Could a ‘syringe watch’ end the hassle of carrying EpiPens? Wearable device can be unfolded to administer life-saving shots in emergencies
- The 3D device, EpiWear, was built by Rice University students
- They were trying to get around the downsides of EpiPens, which can have lethal consequences
- EpiPens are bulky and easily misplaced, and the big packaging adds to the expense
Allergy sufferers could one day buy a watch with an in-built syringe that can be unfolded to administer an epinephrine shot in an emergency.
The 3D device, EpiWear, was built by Rice University students in a bid to get around the downsides of EpiPens, which can have lethal consequences.
Bioengineering junior Justin Tang, who has severe peanut allergies and came up with the watch idea, says he loathes bringing the bulky device along with him to everything.
If he leaves it somewhere, or can’t find it in his bag, he could die.
What’s more, a small part of the controversially high price of EpiPens has to do with the packaging, which he believes could be altered to shave off costs.
The 3D device, EpiWear, can be unfolded and administered in times of emergency
The inventors: The team of juniors and one freshman at Rice University were inspired to make the pen because one of them, Justin Tang (second left), has a severe peanut allergy
‘I’m very self-aware and worried about my life, but it was always difficult for me to bring something as bulky and obtrusive as this when going to dinner with friends or just going out at night,’ Tang said in a press release.
To prevent accidentally activating the syringe, they broke it down into three bits which fold together, with a safety lever that has to be flicked up to reach the all-important button.
They also cut down on how much epinephrine was in each syringe, to save on bulk.
Most EpiPens only administer 0.3ml at a time, but carry much more.
Jacob Mattia, Tang’s colleague and another bioengineering major, said: ‘We designed the optimal device to house the minimal amount of epinephrine necessary for injection.’
There are still improvements to be made.
To prevent accidentally activating the syringe, they broke it down into three bits which fold together, with a safety lever that has to be flicked up to reach the all-important button
They want to more tightly secure the activating button.
And, engineering aside, they plan to work on the look, to incentivize as many people with allergies to wear one as possible.

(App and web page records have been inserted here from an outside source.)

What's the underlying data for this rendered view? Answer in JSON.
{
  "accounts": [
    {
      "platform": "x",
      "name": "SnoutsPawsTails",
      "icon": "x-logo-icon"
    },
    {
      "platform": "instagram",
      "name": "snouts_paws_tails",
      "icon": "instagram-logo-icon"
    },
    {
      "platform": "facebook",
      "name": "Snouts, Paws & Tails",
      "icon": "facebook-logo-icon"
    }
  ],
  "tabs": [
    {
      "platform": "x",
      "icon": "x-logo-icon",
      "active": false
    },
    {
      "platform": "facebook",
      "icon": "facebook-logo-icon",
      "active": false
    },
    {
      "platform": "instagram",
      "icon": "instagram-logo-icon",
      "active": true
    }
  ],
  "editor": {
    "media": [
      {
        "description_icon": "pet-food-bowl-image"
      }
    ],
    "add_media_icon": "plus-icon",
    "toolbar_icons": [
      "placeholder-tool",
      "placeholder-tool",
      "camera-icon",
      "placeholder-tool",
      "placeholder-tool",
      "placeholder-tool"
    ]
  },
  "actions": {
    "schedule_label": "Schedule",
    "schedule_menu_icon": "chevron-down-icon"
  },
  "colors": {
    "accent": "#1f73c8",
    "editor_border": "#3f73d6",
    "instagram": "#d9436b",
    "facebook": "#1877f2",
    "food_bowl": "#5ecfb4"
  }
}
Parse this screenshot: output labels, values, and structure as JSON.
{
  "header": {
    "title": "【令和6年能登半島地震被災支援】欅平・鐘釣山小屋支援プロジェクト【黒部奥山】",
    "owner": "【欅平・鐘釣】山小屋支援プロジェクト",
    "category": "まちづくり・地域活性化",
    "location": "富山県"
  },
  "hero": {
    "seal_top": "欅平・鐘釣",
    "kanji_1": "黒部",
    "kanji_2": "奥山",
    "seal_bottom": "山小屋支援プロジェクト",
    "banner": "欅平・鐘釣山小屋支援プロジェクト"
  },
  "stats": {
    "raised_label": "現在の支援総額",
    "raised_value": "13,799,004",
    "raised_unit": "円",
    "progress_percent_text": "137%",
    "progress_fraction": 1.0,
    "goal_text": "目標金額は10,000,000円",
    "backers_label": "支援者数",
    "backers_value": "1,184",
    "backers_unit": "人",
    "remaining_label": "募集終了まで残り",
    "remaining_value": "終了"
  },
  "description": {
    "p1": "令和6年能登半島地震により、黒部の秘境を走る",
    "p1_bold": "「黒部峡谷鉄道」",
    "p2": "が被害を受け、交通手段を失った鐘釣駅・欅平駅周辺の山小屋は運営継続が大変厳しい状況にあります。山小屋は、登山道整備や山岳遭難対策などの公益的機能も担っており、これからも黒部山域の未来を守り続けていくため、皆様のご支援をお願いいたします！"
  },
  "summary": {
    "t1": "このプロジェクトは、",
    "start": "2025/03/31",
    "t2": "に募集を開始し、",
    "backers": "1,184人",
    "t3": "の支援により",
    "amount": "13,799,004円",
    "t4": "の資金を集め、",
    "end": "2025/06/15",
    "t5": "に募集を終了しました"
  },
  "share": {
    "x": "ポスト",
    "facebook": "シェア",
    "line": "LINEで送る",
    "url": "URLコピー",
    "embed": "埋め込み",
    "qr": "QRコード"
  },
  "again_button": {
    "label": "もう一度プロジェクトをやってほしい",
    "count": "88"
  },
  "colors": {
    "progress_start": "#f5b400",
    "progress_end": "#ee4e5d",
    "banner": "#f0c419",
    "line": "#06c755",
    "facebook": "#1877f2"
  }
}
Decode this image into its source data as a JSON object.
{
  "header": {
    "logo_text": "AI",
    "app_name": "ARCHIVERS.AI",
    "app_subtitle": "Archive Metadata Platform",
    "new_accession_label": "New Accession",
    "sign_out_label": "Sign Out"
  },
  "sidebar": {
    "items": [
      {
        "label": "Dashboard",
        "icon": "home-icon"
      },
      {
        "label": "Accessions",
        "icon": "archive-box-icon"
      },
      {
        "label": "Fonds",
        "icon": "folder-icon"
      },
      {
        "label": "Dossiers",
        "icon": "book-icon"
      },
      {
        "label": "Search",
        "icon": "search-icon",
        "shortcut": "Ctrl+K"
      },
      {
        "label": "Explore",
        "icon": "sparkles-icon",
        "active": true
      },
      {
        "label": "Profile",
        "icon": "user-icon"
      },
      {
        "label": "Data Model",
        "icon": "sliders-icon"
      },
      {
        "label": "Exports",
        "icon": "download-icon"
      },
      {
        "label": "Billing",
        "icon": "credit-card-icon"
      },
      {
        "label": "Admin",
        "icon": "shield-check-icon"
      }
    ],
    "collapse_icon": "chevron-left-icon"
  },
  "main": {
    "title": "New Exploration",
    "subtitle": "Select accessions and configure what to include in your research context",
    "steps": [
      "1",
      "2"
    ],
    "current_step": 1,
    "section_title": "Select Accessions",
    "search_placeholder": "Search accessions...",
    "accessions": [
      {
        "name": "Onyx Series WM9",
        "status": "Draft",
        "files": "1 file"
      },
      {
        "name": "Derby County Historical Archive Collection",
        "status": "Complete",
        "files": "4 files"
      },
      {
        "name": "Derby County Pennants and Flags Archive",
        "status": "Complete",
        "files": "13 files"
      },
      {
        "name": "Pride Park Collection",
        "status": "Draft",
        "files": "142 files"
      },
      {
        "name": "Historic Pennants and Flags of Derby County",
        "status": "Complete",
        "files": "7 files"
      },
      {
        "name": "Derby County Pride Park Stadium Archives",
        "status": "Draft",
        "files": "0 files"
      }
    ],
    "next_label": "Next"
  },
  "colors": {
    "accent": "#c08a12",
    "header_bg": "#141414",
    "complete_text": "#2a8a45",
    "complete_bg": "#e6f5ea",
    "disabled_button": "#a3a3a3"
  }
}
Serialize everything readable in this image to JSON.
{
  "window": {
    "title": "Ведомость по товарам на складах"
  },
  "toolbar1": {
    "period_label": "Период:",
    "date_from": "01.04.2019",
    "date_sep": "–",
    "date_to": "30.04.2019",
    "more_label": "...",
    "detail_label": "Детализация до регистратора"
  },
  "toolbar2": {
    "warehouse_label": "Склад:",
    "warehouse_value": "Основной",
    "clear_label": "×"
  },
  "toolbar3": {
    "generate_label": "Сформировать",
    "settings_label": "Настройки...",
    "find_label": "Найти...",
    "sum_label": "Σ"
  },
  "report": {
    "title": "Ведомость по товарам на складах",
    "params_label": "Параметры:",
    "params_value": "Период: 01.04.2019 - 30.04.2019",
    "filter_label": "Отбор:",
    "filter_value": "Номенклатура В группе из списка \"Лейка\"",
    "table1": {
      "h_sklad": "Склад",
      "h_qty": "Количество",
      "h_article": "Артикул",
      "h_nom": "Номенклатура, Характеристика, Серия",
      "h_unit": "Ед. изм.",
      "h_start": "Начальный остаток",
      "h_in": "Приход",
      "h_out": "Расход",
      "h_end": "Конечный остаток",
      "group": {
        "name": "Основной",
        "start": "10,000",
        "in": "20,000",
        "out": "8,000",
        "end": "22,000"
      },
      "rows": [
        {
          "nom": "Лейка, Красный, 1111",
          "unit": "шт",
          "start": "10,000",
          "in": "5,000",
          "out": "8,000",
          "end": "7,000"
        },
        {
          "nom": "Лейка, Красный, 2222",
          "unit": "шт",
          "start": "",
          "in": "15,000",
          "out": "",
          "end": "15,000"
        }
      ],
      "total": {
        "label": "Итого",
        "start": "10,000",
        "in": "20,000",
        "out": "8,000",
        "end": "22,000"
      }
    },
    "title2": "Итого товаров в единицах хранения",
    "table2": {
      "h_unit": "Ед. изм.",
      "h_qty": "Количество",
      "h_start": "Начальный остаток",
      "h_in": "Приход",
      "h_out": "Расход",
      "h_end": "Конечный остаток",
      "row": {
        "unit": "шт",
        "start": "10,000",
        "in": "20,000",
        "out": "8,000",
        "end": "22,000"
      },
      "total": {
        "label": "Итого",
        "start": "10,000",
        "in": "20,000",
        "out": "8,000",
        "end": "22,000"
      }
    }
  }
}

‘If it’s something that’s going to save your life, we think that would be enough to persuade people to maintain it on their bodies,’ Alex Li, another bioengineering junior in the team, said.
‘At the end of the day, it’s better to have it on you.’